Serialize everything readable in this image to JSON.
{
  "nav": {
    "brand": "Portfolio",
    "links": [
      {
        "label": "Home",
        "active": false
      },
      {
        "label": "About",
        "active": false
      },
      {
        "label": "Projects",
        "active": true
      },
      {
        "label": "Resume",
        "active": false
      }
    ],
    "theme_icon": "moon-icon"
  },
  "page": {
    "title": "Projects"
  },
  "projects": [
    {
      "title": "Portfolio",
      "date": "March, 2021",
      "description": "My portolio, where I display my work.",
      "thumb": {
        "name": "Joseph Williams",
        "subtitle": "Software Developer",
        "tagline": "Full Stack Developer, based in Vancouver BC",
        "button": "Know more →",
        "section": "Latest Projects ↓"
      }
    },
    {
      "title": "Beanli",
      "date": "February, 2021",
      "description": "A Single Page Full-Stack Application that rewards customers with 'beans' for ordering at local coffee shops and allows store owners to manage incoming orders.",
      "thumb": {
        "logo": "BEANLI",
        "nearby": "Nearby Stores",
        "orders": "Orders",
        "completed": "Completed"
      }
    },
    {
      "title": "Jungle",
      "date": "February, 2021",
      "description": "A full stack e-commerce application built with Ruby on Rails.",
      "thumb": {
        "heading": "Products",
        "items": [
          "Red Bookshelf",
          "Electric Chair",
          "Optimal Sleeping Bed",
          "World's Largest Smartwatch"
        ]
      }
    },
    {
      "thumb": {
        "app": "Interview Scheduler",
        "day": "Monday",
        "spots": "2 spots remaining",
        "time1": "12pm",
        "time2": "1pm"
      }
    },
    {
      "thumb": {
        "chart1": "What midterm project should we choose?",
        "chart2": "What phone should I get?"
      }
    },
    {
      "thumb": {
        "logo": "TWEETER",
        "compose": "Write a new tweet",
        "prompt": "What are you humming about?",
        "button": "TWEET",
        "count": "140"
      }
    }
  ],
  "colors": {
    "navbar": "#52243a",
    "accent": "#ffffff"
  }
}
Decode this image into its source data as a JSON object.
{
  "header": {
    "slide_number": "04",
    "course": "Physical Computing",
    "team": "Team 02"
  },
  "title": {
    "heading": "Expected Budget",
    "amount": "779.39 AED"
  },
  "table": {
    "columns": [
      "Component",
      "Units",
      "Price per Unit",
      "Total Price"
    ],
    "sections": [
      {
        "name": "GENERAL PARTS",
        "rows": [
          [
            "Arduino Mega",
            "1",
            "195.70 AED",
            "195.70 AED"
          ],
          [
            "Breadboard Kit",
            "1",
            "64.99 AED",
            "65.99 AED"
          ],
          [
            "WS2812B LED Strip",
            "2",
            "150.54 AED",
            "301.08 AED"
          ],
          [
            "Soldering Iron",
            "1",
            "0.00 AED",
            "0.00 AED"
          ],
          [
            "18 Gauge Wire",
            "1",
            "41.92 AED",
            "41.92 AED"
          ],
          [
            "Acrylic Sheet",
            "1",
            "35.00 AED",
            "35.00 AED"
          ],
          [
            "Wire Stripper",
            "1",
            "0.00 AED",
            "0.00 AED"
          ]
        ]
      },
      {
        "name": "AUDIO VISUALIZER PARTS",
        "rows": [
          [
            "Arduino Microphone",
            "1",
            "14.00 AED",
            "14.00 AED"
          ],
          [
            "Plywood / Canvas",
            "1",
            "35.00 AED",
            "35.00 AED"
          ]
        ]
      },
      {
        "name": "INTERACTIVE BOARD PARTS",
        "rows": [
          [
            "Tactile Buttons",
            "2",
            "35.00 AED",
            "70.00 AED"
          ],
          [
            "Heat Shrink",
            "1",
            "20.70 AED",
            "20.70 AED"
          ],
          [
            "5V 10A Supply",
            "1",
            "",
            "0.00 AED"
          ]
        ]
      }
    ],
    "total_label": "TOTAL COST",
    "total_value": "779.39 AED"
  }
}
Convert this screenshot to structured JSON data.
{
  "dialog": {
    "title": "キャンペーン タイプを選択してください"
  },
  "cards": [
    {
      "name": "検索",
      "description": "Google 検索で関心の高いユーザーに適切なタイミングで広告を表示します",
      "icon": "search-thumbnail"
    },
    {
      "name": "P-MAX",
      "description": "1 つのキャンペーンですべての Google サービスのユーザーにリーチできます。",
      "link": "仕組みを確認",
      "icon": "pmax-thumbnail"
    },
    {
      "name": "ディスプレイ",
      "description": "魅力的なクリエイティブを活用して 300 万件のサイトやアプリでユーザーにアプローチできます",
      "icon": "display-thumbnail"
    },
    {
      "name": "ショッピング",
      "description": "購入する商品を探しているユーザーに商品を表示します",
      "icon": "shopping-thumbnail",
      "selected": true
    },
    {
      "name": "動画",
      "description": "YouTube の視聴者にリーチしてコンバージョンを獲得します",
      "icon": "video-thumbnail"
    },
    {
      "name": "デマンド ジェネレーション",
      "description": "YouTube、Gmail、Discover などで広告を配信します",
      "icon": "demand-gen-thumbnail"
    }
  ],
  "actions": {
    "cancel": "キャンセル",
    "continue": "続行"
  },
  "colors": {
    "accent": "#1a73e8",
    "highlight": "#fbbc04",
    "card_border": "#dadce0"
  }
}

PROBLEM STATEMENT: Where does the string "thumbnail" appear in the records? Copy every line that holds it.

ANSWER TO THIS PROBLEM:
      "icon": "search-thumbnail"
      "icon": "pmax-thumbnail"
      "icon": "display-thumbnail"
      "icon": "shopping-thumbnail",
      "icon": "video-thumbnail"
      "icon": "demand-gen-thumbnail"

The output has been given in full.